Exercise description:
This exercise calls for every line of the data below with the string "structured" in it.

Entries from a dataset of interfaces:
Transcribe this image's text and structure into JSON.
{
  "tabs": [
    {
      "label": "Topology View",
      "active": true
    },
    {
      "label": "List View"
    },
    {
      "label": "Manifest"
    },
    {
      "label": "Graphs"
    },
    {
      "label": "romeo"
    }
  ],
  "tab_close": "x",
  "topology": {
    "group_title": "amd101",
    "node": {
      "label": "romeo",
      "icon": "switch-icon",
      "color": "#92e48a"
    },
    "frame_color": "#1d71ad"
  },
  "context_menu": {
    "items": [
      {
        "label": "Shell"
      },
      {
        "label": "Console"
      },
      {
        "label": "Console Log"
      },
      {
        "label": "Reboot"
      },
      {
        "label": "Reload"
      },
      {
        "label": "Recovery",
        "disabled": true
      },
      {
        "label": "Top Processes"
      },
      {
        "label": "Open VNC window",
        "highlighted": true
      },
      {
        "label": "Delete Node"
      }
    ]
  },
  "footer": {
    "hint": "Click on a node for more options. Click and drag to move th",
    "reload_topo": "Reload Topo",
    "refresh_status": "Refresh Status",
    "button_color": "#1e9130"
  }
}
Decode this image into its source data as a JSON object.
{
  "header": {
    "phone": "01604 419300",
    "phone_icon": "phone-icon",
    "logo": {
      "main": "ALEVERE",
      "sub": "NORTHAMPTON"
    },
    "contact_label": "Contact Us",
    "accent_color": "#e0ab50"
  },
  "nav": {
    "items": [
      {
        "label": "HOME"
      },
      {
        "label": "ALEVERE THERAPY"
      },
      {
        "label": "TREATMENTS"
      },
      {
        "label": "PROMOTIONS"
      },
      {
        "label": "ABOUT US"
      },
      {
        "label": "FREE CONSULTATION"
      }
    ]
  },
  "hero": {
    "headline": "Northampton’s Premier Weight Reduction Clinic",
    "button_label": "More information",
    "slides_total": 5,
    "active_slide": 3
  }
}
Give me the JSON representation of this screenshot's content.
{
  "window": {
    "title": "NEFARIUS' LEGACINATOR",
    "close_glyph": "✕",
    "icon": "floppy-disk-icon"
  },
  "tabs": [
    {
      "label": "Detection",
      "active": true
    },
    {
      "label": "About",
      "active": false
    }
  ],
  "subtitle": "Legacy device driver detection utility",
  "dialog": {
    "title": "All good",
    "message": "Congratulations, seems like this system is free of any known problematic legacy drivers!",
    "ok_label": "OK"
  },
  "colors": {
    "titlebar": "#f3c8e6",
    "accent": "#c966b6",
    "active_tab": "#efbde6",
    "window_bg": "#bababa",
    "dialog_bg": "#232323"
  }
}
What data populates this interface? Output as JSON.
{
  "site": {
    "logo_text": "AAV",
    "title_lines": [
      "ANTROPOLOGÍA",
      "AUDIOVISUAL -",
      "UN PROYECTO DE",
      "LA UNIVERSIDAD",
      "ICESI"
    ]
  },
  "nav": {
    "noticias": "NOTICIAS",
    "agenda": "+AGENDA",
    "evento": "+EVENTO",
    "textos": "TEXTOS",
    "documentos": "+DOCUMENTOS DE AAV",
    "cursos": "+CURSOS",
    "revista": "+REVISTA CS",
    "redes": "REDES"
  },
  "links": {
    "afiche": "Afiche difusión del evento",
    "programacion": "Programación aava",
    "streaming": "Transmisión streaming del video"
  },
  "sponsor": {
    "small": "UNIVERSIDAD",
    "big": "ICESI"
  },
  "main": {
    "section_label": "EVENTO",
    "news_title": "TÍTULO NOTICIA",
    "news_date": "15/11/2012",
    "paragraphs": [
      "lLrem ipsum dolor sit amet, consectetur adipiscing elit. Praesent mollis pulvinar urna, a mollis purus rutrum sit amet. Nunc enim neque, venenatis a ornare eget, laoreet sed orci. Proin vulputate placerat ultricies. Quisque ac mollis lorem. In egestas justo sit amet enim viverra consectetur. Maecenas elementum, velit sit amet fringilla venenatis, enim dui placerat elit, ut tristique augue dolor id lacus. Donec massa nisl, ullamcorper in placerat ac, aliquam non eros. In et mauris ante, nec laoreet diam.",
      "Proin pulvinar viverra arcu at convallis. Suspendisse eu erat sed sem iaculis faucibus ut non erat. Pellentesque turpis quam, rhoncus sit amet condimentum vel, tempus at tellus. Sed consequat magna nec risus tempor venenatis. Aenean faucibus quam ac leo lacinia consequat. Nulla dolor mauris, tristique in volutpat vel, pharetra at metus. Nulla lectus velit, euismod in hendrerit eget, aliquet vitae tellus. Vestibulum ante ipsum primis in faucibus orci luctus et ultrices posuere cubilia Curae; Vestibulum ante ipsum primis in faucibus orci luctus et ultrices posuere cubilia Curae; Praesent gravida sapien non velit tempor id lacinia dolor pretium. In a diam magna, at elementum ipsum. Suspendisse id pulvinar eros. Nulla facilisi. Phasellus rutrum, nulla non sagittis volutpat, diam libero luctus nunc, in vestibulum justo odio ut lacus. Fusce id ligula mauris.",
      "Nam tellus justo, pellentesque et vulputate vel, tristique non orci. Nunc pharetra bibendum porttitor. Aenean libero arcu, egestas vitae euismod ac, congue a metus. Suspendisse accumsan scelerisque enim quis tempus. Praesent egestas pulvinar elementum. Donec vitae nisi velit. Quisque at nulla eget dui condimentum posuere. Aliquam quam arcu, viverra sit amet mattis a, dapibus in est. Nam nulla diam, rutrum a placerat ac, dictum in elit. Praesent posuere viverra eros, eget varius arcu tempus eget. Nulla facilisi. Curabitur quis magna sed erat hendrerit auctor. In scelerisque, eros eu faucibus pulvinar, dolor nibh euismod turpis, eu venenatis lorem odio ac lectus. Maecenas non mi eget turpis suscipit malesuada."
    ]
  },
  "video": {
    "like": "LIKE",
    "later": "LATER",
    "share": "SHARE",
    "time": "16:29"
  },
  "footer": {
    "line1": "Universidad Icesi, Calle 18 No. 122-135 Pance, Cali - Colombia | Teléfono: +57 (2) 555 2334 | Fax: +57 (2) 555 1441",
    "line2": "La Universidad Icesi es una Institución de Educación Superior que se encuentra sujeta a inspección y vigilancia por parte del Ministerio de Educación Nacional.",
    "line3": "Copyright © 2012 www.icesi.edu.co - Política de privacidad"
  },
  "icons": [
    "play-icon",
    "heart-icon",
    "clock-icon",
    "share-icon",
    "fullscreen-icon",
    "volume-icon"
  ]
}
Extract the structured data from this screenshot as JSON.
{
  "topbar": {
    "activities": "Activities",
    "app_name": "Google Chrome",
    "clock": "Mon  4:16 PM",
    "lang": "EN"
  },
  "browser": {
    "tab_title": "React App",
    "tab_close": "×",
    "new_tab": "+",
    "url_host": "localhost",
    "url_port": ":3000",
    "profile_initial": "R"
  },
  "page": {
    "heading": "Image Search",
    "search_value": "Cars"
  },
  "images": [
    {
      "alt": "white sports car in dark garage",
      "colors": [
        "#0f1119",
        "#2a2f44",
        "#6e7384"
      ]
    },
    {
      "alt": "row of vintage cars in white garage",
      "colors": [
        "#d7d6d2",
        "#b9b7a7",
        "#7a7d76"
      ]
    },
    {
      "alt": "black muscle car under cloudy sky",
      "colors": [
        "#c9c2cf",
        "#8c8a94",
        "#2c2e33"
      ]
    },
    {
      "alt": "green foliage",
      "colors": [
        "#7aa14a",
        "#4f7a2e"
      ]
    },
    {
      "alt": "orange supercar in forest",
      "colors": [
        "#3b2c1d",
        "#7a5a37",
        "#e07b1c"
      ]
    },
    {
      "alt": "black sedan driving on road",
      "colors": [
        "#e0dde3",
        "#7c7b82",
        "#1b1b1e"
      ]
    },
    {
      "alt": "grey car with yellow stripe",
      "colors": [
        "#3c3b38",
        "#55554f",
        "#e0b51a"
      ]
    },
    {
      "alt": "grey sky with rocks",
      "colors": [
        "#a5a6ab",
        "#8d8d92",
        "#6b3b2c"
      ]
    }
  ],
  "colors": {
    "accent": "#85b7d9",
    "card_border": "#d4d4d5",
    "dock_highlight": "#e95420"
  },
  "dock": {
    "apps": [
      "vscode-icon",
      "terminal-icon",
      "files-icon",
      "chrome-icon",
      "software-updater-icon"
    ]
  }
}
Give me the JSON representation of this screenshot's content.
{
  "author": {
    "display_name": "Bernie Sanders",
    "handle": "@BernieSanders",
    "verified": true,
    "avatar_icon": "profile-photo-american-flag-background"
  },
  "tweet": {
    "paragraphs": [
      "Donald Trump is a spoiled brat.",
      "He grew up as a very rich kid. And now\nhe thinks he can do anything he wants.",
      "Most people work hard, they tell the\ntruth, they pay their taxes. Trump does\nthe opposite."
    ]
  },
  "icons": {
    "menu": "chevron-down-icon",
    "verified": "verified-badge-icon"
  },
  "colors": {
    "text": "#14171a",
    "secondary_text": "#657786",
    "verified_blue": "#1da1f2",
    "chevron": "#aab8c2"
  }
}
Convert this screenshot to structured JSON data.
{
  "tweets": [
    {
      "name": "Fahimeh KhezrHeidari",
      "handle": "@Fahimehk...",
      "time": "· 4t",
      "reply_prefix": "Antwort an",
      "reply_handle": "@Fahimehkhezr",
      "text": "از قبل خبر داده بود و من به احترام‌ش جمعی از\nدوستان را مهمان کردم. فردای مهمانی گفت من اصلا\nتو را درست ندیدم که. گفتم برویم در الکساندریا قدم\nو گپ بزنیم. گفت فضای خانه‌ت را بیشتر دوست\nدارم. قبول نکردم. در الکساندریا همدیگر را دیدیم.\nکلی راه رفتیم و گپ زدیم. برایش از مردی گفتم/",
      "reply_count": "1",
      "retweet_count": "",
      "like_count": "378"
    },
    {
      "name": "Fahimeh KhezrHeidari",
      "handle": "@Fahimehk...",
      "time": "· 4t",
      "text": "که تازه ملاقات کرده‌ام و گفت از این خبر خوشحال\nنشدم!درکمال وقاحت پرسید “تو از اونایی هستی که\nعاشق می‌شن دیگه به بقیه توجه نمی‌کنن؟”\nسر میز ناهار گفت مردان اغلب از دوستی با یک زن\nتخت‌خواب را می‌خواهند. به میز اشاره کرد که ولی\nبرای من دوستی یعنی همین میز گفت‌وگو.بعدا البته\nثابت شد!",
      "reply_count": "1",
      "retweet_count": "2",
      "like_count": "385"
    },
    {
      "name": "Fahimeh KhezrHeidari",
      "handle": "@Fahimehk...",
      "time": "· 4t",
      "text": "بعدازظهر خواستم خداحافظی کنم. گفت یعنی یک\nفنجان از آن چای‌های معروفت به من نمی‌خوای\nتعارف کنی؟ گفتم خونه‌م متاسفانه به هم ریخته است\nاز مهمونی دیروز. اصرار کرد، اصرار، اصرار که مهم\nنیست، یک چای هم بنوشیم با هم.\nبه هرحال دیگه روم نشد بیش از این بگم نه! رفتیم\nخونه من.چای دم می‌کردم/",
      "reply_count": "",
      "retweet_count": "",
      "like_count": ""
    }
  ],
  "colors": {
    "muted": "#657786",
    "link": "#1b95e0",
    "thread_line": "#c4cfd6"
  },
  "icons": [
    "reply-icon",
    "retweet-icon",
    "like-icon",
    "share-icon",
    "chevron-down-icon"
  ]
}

Result of this task:
Extract the structured data from this screenshot as JSON.
Convert this screenshot to structured JSON data.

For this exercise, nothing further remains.